(Guest contributor Austin Weber reviews the new album by The Schoenberg Automaton, an Australian band we last featured in June 2011.)
The Schoenberg Automaton is a group I’ve followed intensely ever since I first heard rumblings of their bizarre brutality from Australia. The name alone had me hooked, as my love for composer Arnold Schoenberg runs deep. He was a brilliant man who conceived the twelve-tone writing technique still used today, including in metal by people such as Ron Jarzombek. He also made very atonal, dissonant music unlike anything previously heard and was a huge influence on composers from the 19th century to the present.
The band’s 2011 self-titled three-song EP was a powerful notice to the world that something big was coming. Vela delivers in spades and builds upon their unorthodox mix of Ion Dissonance-style mathcore and Tony Danza Tapdance Extravaganza grooves covered in technical death metal. Vela is overwhelming and full of amazing massively crushing tracks like “Arecibo,” “Pineapple Juice & The Tough Stuffed Olive”, and “All Roads Lead To Rome.”

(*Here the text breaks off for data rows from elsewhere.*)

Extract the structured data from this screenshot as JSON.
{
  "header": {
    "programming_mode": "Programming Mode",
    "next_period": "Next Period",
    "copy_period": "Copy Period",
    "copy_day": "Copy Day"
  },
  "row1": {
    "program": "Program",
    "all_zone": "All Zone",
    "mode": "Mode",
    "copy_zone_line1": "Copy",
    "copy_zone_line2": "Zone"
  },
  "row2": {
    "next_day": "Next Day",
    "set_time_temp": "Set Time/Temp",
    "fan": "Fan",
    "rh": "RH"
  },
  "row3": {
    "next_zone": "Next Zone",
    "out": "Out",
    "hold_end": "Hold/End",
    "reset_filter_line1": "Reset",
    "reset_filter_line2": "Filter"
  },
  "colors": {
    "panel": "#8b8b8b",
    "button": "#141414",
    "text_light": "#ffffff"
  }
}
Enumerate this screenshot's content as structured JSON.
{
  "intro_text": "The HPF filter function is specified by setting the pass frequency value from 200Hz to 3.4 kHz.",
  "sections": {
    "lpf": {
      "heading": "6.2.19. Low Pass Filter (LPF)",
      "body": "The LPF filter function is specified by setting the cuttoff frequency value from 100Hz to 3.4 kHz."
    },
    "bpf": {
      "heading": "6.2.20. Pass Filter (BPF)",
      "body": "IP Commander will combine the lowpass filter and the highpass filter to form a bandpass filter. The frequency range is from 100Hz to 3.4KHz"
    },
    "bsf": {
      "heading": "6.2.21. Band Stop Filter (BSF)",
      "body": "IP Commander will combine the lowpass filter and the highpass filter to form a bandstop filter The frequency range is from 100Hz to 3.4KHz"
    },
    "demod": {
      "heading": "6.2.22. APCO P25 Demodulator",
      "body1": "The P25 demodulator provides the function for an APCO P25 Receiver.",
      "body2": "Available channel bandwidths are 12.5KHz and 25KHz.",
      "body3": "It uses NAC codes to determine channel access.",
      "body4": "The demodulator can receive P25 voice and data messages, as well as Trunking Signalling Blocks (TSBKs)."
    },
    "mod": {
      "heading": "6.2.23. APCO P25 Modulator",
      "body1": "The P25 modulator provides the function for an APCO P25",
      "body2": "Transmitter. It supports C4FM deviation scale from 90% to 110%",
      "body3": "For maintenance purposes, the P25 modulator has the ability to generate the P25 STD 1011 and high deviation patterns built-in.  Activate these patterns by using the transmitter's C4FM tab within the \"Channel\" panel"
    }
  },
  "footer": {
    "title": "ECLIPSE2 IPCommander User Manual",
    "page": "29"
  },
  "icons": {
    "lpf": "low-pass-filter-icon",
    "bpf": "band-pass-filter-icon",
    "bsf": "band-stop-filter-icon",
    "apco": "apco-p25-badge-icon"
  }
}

You have to give them credit for the sly additions and updates when re-recording songs from the EP for the album. This adds some replay to those of us like myself who have already played those songs into infinity. The haunting reprieve of instrumental “Stopping A God Mid-Sentence” emerges from the storm and into the calm. They use sparse meditative bridges to break up the full-throttle intensity that bleeds from the ferocity on tracks like “Ghost Of Mirach,” “The Worm Engine”, and the extraterrestrial overload of “Ultimatewhirringendmachine.” The Schoenberg Automaton eschew the norm with songwriting full of innovative arrangements.
In a weird way Vela feels like a companion to The Forgotten, the new album by The Zygoma Disposal (reviewed here yesterday), which incidentally came out on the same day. Both groups blur and reshape a number of different genres and ideas into a new blunt songwriting approach.
I could say a lot about Vela, but ultimately music this intense and different needs to be heard; explaining what they do still wouldn’t prepare you for how well thought-out, eerie, and dominating The Schoenberg Automaton are. This is the kind of adventurous genre-fusing metal that gives me hope for the future: good musicians with good ideas making phenomenal music.